The important role of cash recycling machines and ATMs are often overlooked by businesses and customers.
But without them, the time and operational costs of cash would be overwhelming for businesses. Ralph Waldo Emerson’s words remain true to this day:
“Money often costs too much.”
And for many customers, depositing and withdrawing cash would be impossible without them.
Let’s take a closer look at cash recycling machines and ATMs, and their key differences.
What are cash recycling machines?
Cash recycling machines are machines for automating cash handling in financial institutions or businesses.
They recycle cash for future transactions. This means they take a cash deposit and re-dispense it. In order to do this, they also perform the following tasks with the deposited cash:
Cash recycling minimizes the need for cash replenishment, saving time and effort on cash-in-transit processes. It also reduces human error in counting, validating, and managing the cash deposited.
Cash recyclers typically come with advanced security features to safeguard against counterfeit notes.
What are ATMs?
An automated teller machine (ATM) (sometimes known as automated cash machine) is a secure electronic machine that enables certain banking functions, including:
- Cash withdrawals
- Account inquiries
- Fund transfers (in some cases)
- Cash deposits (in some cases)
They are accessed with bank cards and PIN codes, and are mostly used as a cash dispenser for currency notes of the home nation.
Cardholders do not usually need a bank account with a specific ATM provider to withdraw money from it. ATMs usually provide services for accounts across the banking industry.
They are often available to access 24/7. However, in some cases they are located inside buildings, so are only available during set hours. They can be hard to find in rural areas.
As of June 2023, the total amount of ATMs in the UK alone was 49,421, which is 9.1 ATMs per 10,000 people.
What is a cash recycling ATM?
Cash recycling ATMs are a type of cash recycling machine equipped for dispensing cash. Like regular ATMs, this cash is accessed via a credit or debit card with a PIN.
However, if you want to deposit cash through a cash recycler machine, you must be a customer of the specific bank that operates that cash recycling machine.
Cash recycling machine vs ATM: The differences
1. Purpose and beneficiaries
Cash recyclers work to streamline internal cash management processes for businesses and financial institutions, i.e., bank employees or finance department employees. ATMs, on the other hand, provide self-service banking options for bank account holders.
Cash recyclers’ functions are all related to storing and recycling cash. These involve automating cash handling processes within a closed system.
ATMs offer a wider range of functionalities aimed at serving banking customers. These include cash withdrawal, balance inquiries and – in some cases – fund transfers and cash deposits.
3. User interaction
Direct user interaction with cash recyclers is often limited to trained personnel within retail or financial organizations. In contrast, hundreds of even thousands of bank customers will interact with ATMs each month.
Cash recycling machines are usually located in urban areas where businesses or institutions need to deposit cash.
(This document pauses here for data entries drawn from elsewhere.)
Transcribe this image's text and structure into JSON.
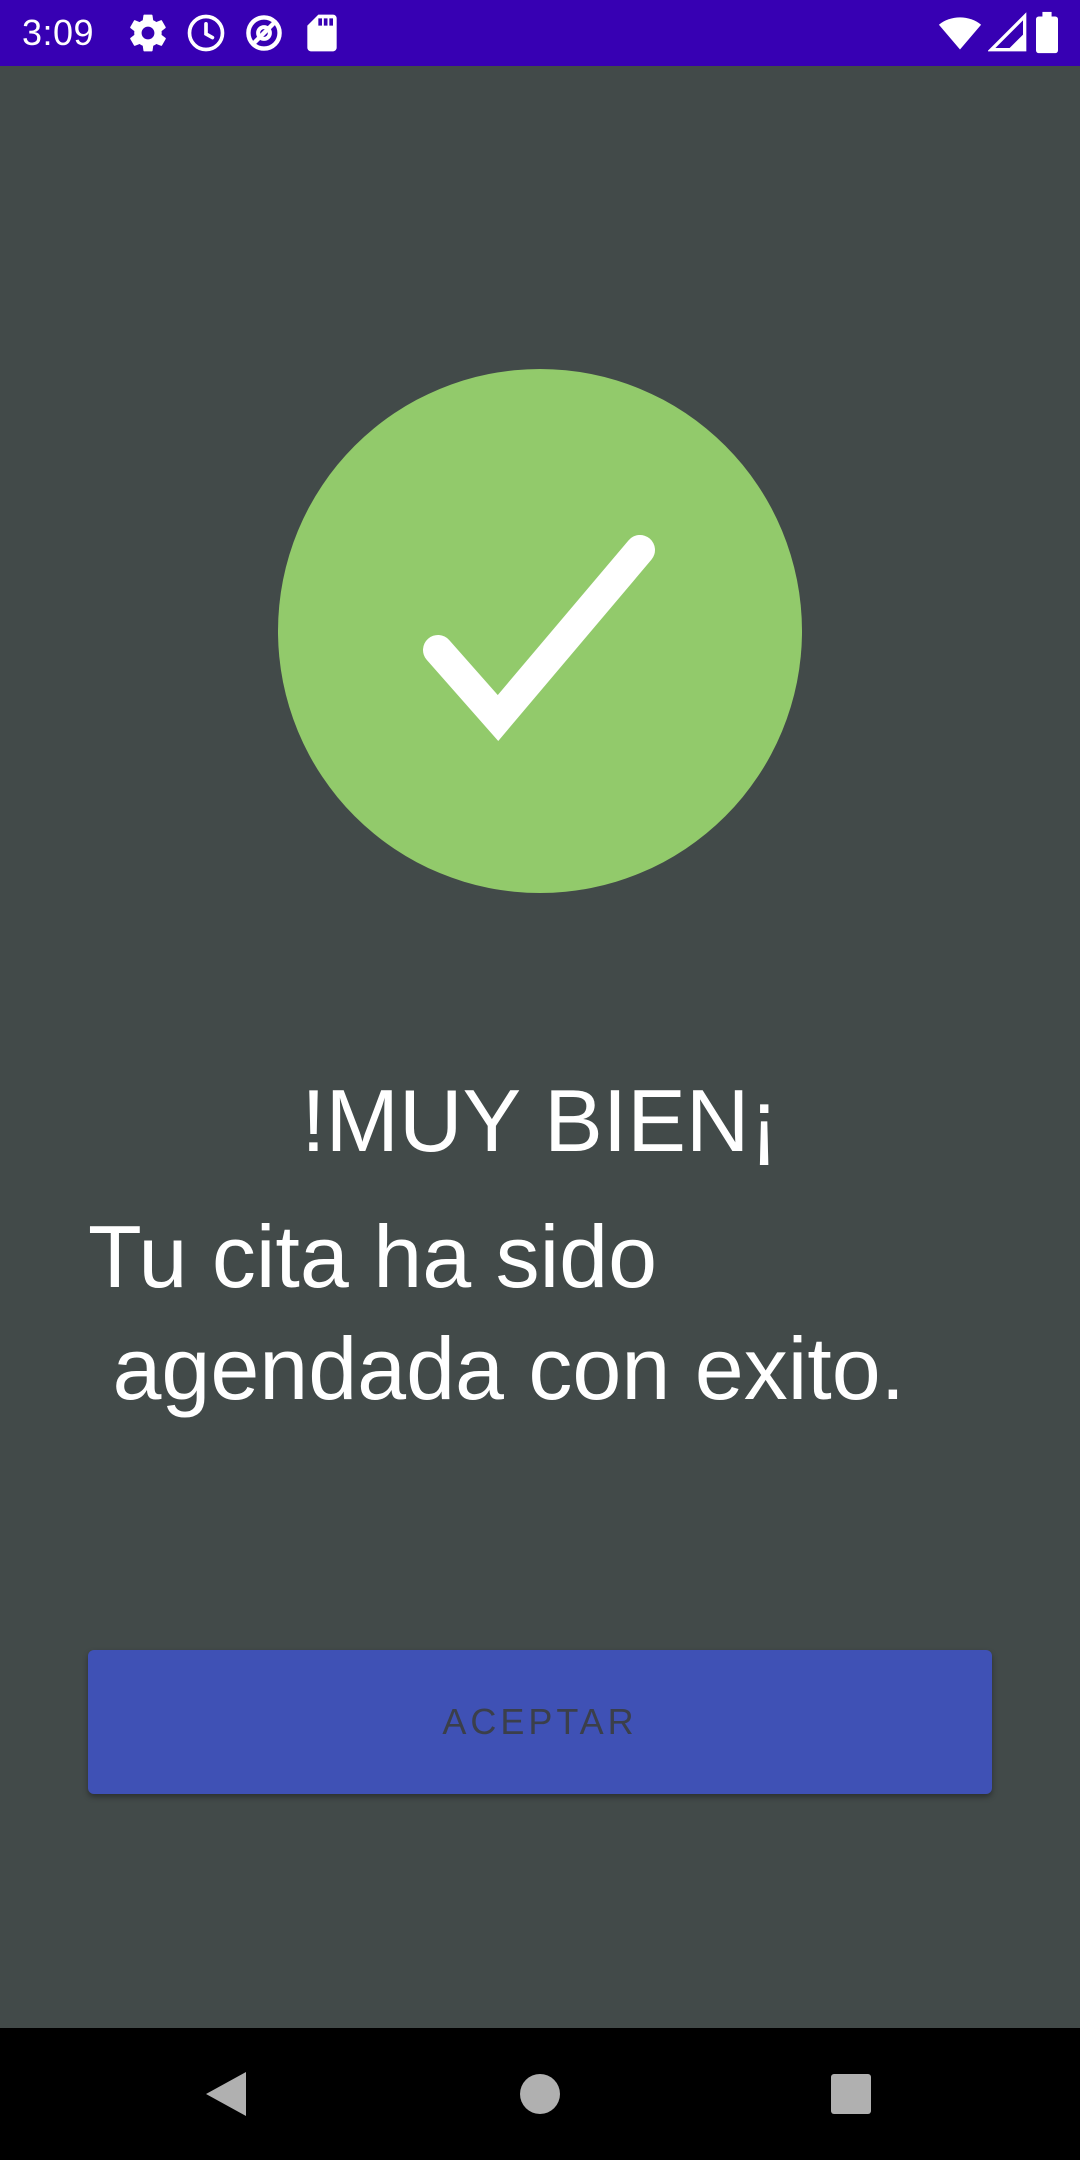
{
  "status_bar": {
    "time": "3:09",
    "background_color": "#3700b3",
    "left_icons": [
      "settings-gear-icon",
      "clock-icon",
      "data-saver-icon",
      "sd-card-icon"
    ],
    "right_icons": [
      "wifi-icon",
      "cell-signal-icon",
      "battery-icon"
    ]
  },
  "success": {
    "icon": "check-icon",
    "circle_color": "#92ca6b"
  },
  "headline": "!MUY BIEN¡",
  "message": "Tu cita ha sido\n agendada con exito.",
  "accept_button": {
    "label": "ACEPTAR",
    "color": "#3f51b5"
  },
  "nav_bar": {
    "buttons": [
      "back-icon",
      "home-icon",
      "recents-icon"
    ]
  },
  "screen_background": "#424a49"
}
This often means financial institutions, such as banks and building societies. But it can also include anywhere where large amounts of cash are handled, such as retail stores, supermarkets, casinos, hotels, etc.
ATMs, on the other hand, typically provide convenient and secure access to essential banking services in public spaces. This includes bank branches, retail stores, gas stations, airports, malls, etc.
PayComplete’s cash recyclers
PayComplete’s recyclers optimise working capital by analysing historical data to ensure an ideal mix of bills and coins, reducing cash management complexity and costs.
We also offer a broader comprehensive cash management solution., including hardware devices, software, and services.
Cash recycling machines and ATMs play indispensable roles in automating cash handling. The former are for use by financial institutions and businesses, whilst the latter are primarily for bank customers.
Cash recyclers optimise internal processes and enhance efficiency and security of cash handling. ATMs make banking services available to the public, most commonly to withdraw money.
Their differences in purpose, functionality, user interaction and location highlight the distinct roles they play in the world of cash. However, they also have some similarities, not least in the essential roles they play in circulating money.